A certain person didn’t want to hear him talk about money
But more to watch boats on the crystal-sludged Thames.
Down there, a man was building a sandcastle
On which he’d written ‘Take pic, leave tip,’ and as he chiseled
From time to time the brown coins rained down.

Image at

       Image from mazz_56 at pixabay.

Harris’ Political Dictionary
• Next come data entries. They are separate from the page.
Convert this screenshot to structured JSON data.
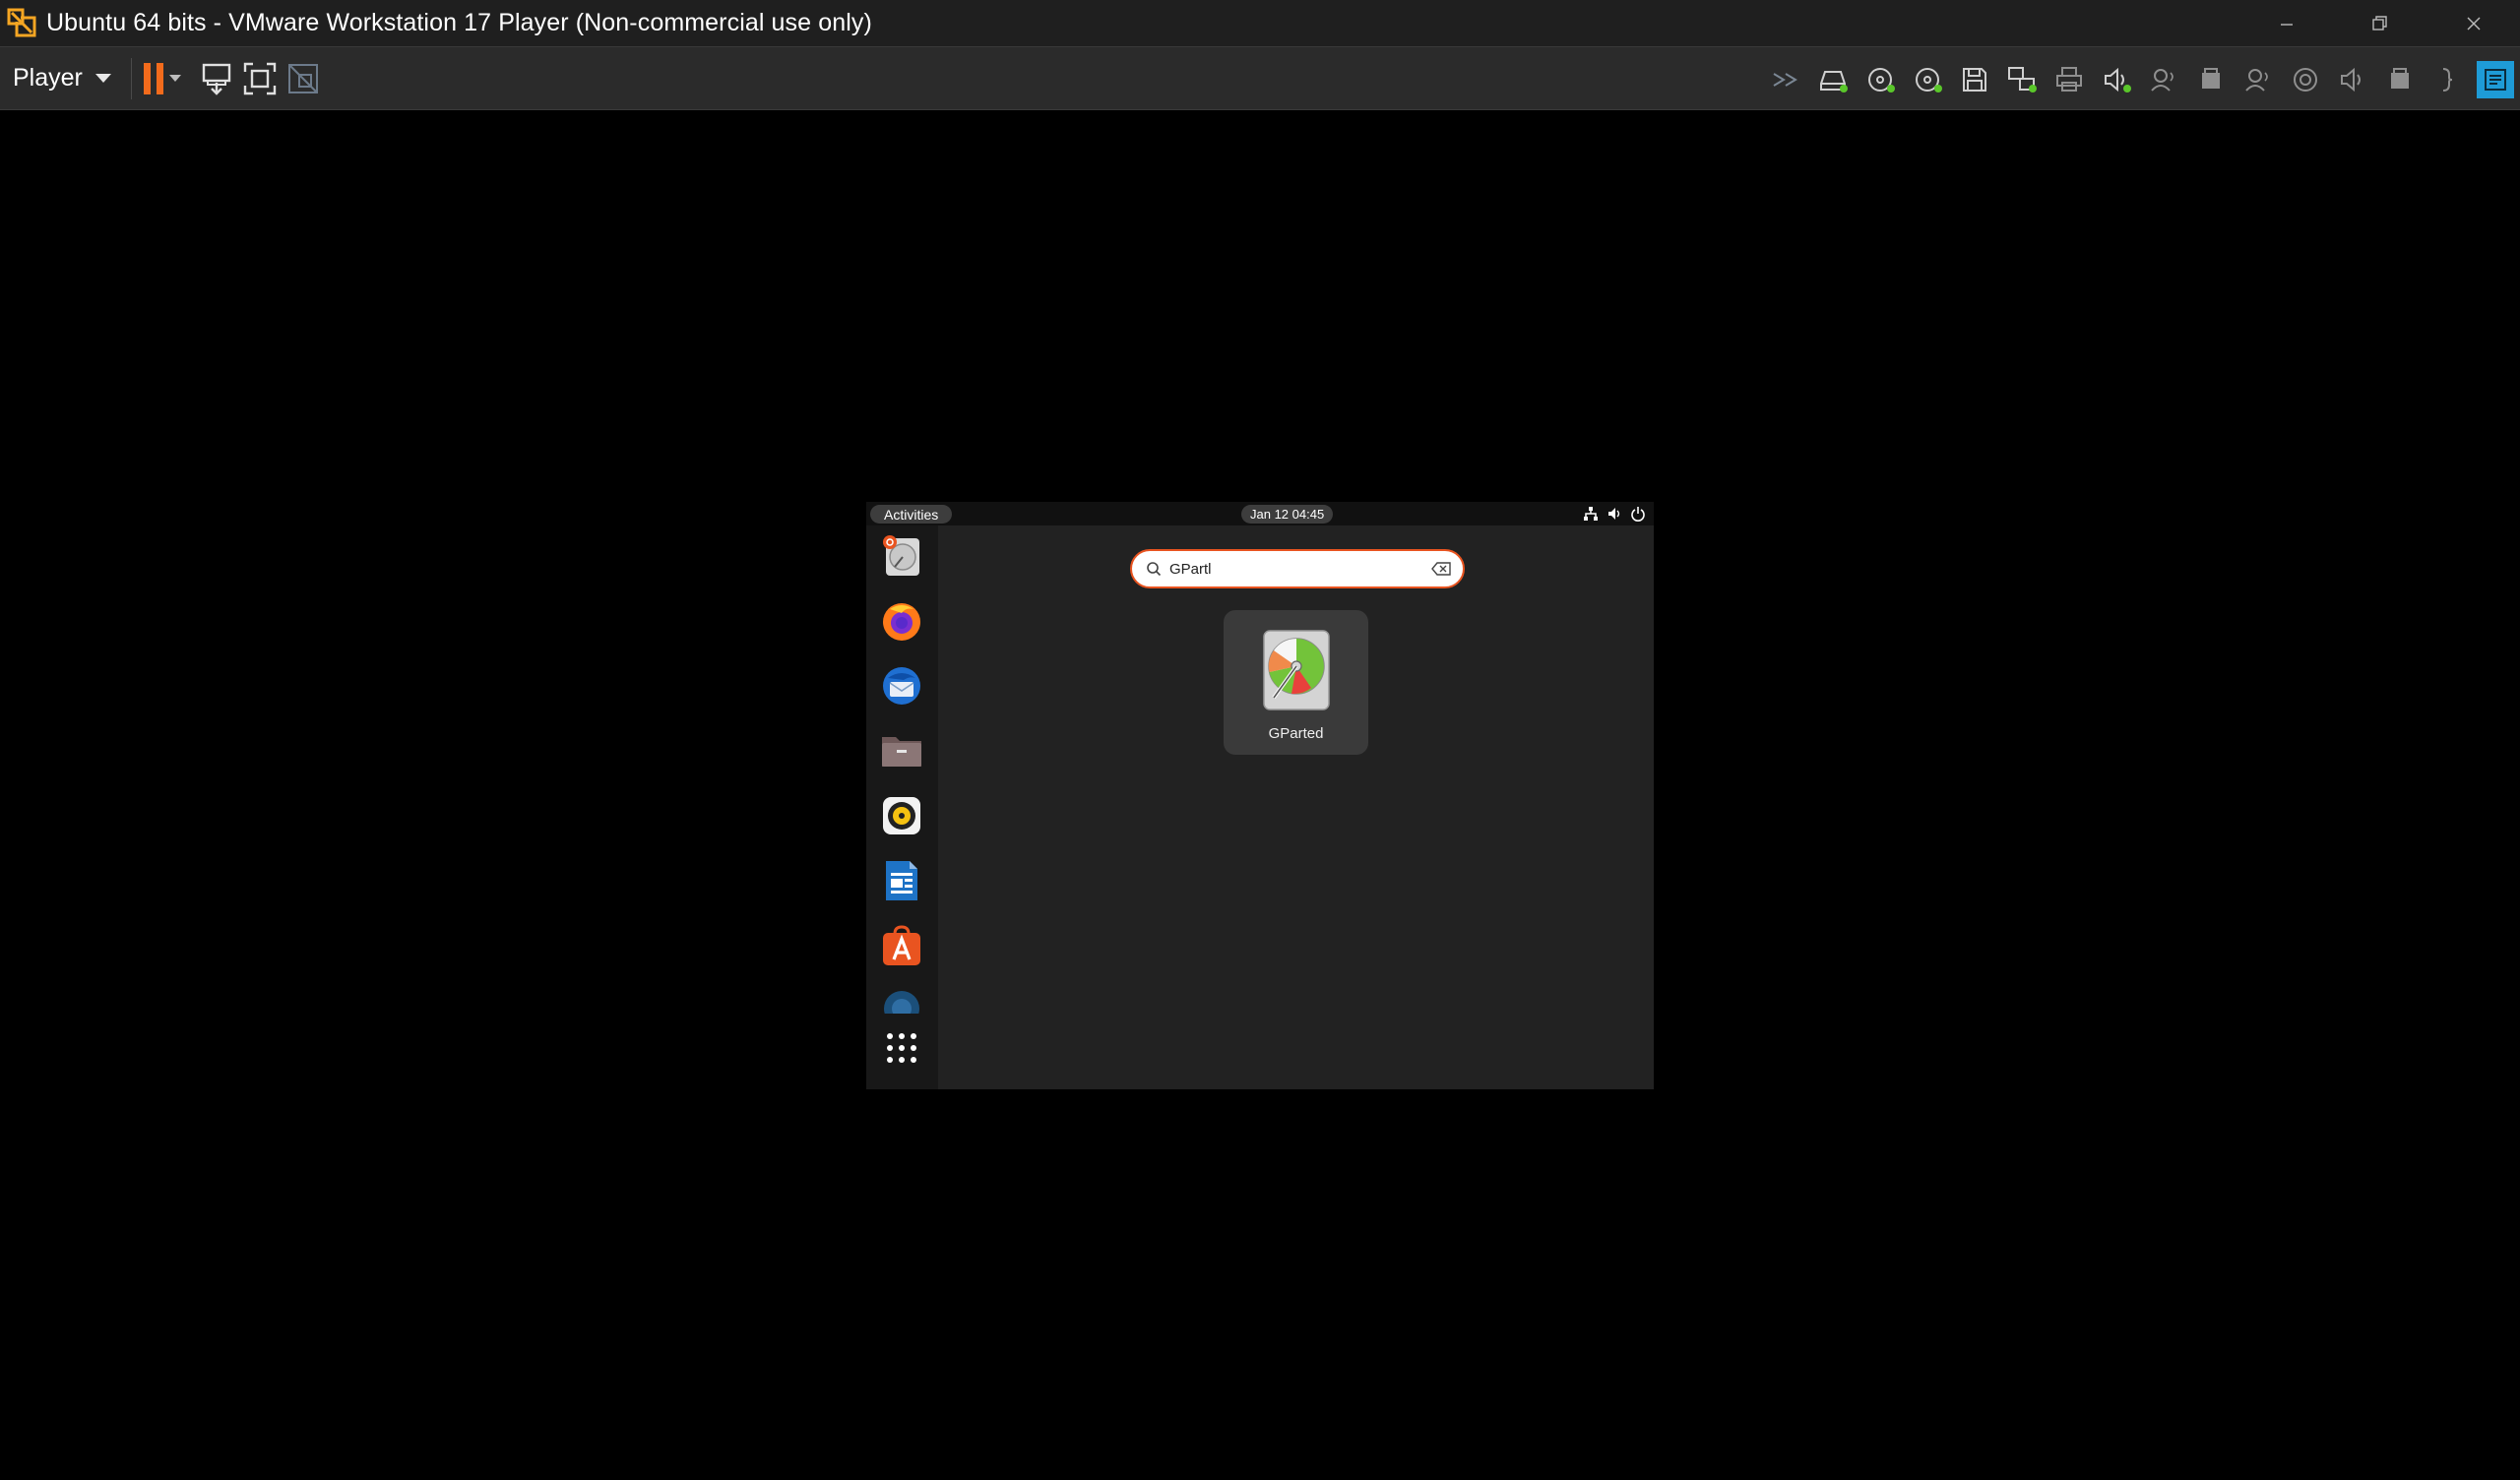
{
  "window": {
    "title": "Ubuntu 64 bits - VMware Workstation 17 Player (Non-commercial use only)"
  },
  "toolbar": {
    "player_label": "Player"
  },
  "guest": {
    "topbar": {
      "activities_label": "Activities",
      "clock": "Jan 12  04:45"
    },
    "search": {
      "value": "GPartl"
    },
    "results": [
      {
        "label": "GParted",
        "icon": "gparted-icon"
      }
    ],
    "dock_items": [
      "gparted-installer-icon",
      "firefox-icon",
      "thunderbird-icon",
      "files-icon",
      "rhythmbox-icon",
      "libreoffice-writer-icon",
      "app-center-icon",
      "show-apps-icon"
    ]
  },
  "colors": {
    "accent": "#e95420",
    "pause": "#f36b1c",
    "device_connected": "#5ac72a"
  }
}
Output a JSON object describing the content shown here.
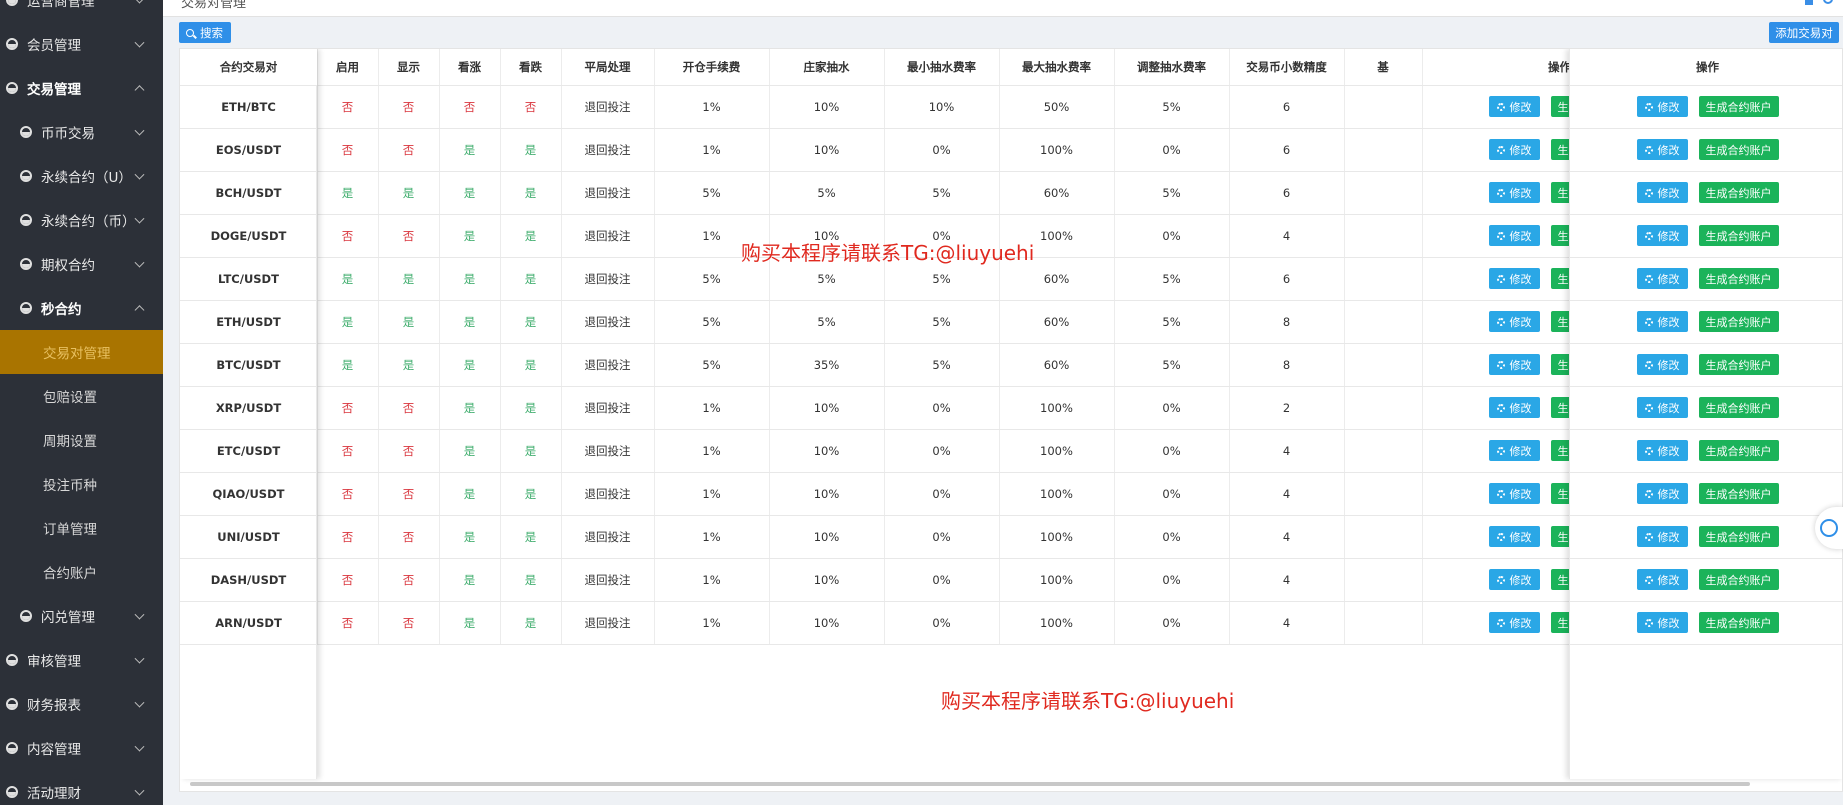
{
  "topbar": {
    "breadcrumb": "交易对管理"
  },
  "sidebar": {
    "items": [
      {
        "label": "运营商管理",
        "type": "group",
        "chevron": "down"
      },
      {
        "label": "会员管理",
        "type": "group",
        "chevron": "down"
      },
      {
        "label": "交易管理",
        "type": "group",
        "chevron": "up",
        "active": true
      },
      {
        "label": "币币交易",
        "type": "sub",
        "chevron": "down"
      },
      {
        "label": "永续合约（U）",
        "type": "sub",
        "chevron": "down"
      },
      {
        "label": "永续合约（币）",
        "type": "sub",
        "chevron": "down"
      },
      {
        "label": "期权合约",
        "type": "sub",
        "chevron": "down"
      },
      {
        "label": "秒合约",
        "type": "sub",
        "chevron": "up",
        "active": true
      },
      {
        "label": "交易对管理",
        "type": "leaf",
        "selected": true
      },
      {
        "label": "包赔设置",
        "type": "leaf"
      },
      {
        "label": "周期设置",
        "type": "leaf"
      },
      {
        "label": "投注币种",
        "type": "leaf"
      },
      {
        "label": "订单管理",
        "type": "leaf"
      },
      {
        "label": "合约账户",
        "type": "leaf"
      },
      {
        "label": "闪兑管理",
        "type": "sub",
        "chevron": "down"
      },
      {
        "label": "审核管理",
        "type": "group",
        "chevron": "down"
      },
      {
        "label": "财务报表",
        "type": "group",
        "chevron": "down"
      },
      {
        "label": "内容管理",
        "type": "group",
        "chevron": "down"
      },
      {
        "label": "活动理财",
        "type": "group",
        "chevron": "down"
      }
    ]
  },
  "toolbar": {
    "search_label": "搜索",
    "add_label": "添加交易对"
  },
  "table": {
    "columns": [
      "合约交易对",
      "启用",
      "显示",
      "看涨",
      "看跌",
      "平局处理",
      "开仓手续费",
      "庄家抽水",
      "最小抽水费率",
      "最大抽水费率",
      "调整抽水费率",
      "交易币小数精度",
      "基",
      "操作"
    ],
    "rows": [
      [
        "ETH/BTC",
        "否",
        "否",
        "否",
        "否",
        "退回投注",
        "1%",
        "10%",
        "10%",
        "50%",
        "5%",
        "6"
      ],
      [
        "EOS/USDT",
        "否",
        "否",
        "是",
        "是",
        "退回投注",
        "1%",
        "10%",
        "0%",
        "100%",
        "0%",
        "6"
      ],
      [
        "BCH/USDT",
        "是",
        "是",
        "是",
        "是",
        "退回投注",
        "5%",
        "5%",
        "5%",
        "60%",
        "5%",
        "6"
      ],
      [
        "DOGE/USDT",
        "否",
        "否",
        "是",
        "是",
        "退回投注",
        "1%",
        "10%",
        "0%",
        "100%",
        "0%",
        "4"
      ],
      [
        "LTC/USDT",
        "是",
        "是",
        "是",
        "是",
        "退回投注",
        "5%",
        "5%",
        "5%",
        "60%",
        "5%",
        "6"
      ],
      [
        "ETH/USDT",
        "是",
        "是",
        "是",
        "是",
        "退回投注",
        "5%",
        "5%",
        "5%",
        "60%",
        "5%",
        "8"
      ],
      [
        "BTC/USDT",
        "是",
        "是",
        "是",
        "是",
        "退回投注",
        "5%",
        "35%",
        "5%",
        "60%",
        "5%",
        "8"
      ],
      [
        "XRP/USDT",
        "否",
        "否",
        "是",
        "是",
        "退回投注",
        "1%",
        "10%",
        "0%",
        "100%",
        "0%",
        "2"
      ],
      [
        "ETC/USDT",
        "否",
        "否",
        "是",
        "是",
        "退回投注",
        "1%",
        "10%",
        "0%",
        "100%",
        "0%",
        "4"
      ],
      [
        "QIAO/USDT",
        "否",
        "否",
        "是",
        "是",
        "退回投注",
        "1%",
        "10%",
        "0%",
        "100%",
        "0%",
        "4"
      ],
      [
        "UNI/USDT",
        "否",
        "否",
        "是",
        "是",
        "退回投注",
        "1%",
        "10%",
        "0%",
        "100%",
        "0%",
        "4"
      ],
      [
        "DASH/USDT",
        "否",
        "否",
        "是",
        "是",
        "退回投注",
        "1%",
        "10%",
        "0%",
        "100%",
        "0%",
        "4"
      ],
      [
        "ARN/USDT",
        "否",
        "否",
        "是",
        "是",
        "退回投注",
        "1%",
        "10%",
        "0%",
        "100%",
        "0%",
        "4"
      ]
    ],
    "edit_label": "修改",
    "gen_label": "生成合约账户"
  },
  "watermark": {
    "text": "购买本程序请联系TG:@liuyuehi"
  },
  "colors": {
    "sidebar_bg": "#2c3038",
    "selected_bg": "#a97400",
    "primary": "#2f8fe8",
    "success": "#1bb35a",
    "no": "#d9363e",
    "yes": "#3bab6a"
  }
}
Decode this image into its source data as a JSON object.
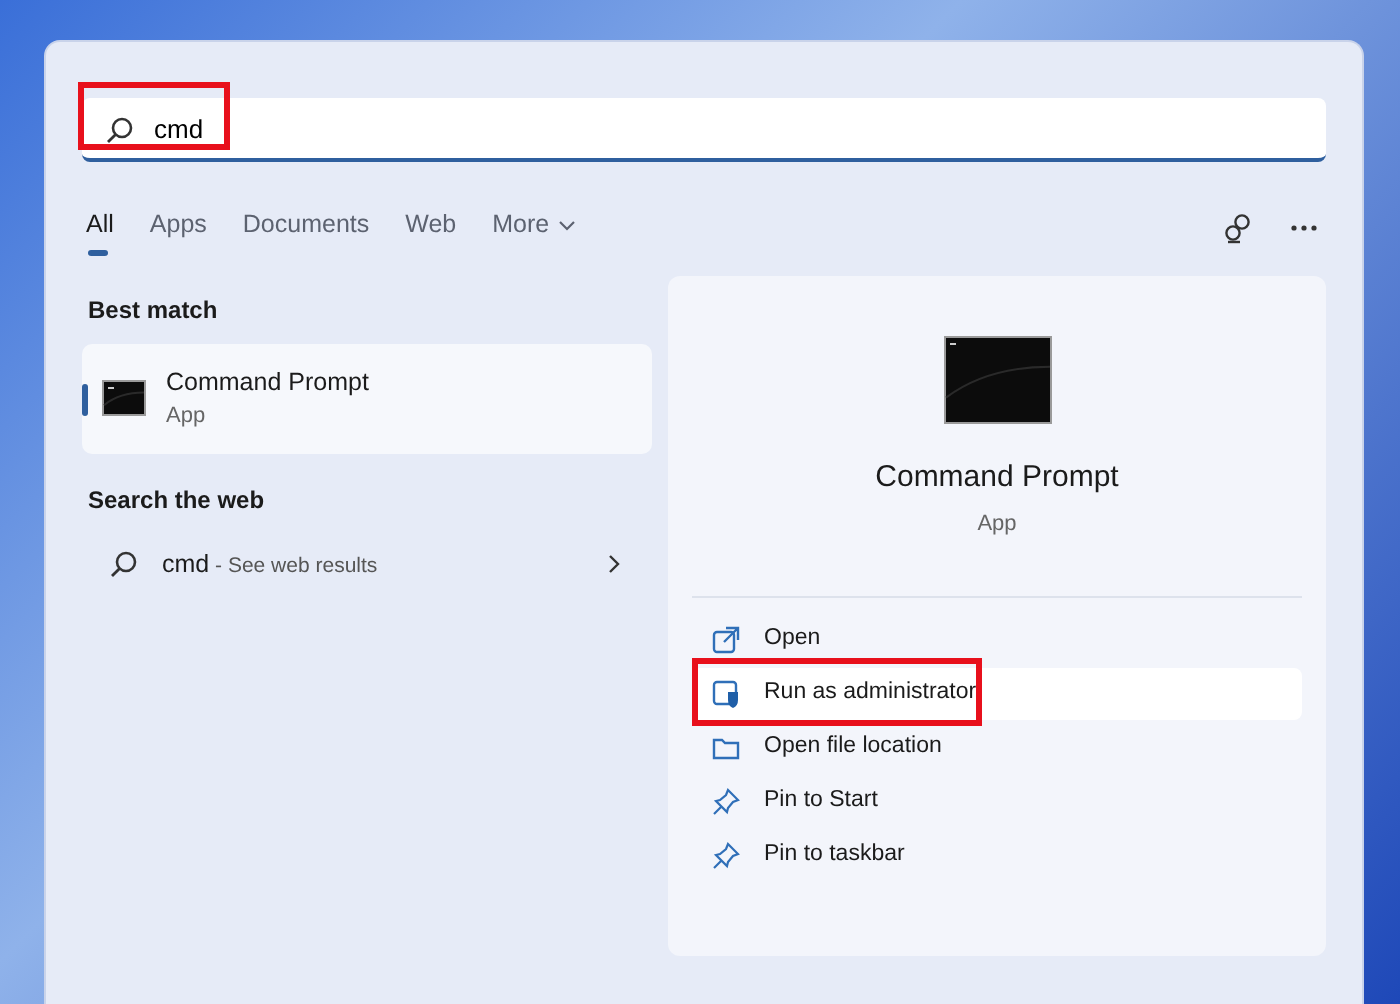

Harris’ Law. A political law by which the leader of one political party is better placed to realize the agenda of another. The law results from the natural need of a leader to demonstrate their authority over their own party, and that the best way to do this is by making the party support them in something it finds unpalatable. Hence, Obama supports cutting Social Security in the States, Angela Merkel commits Germany to a nuclear-free future, and David Cameron seeks to bring about legal gay marriage in the U.K. Although these leaders come from on paper the ‘wrong party’ to advance such positions, they have found themselves adopting them despite or to spite their own party’s traditional stance, though in fairness to Obama, the U.S’s contorted political landscape has seen him unable to even compromise his principles effectively. It is also a way in which a leader seeks to define their own particular period as party-head and distinguish it from what has gone before. Of course it is not a consistent rule as in other cases the leader simply tries to realize the party’s actual agenda (see Attlee: NHS) or an agenda no-one thinks is a good idea (see Blair: Iraq).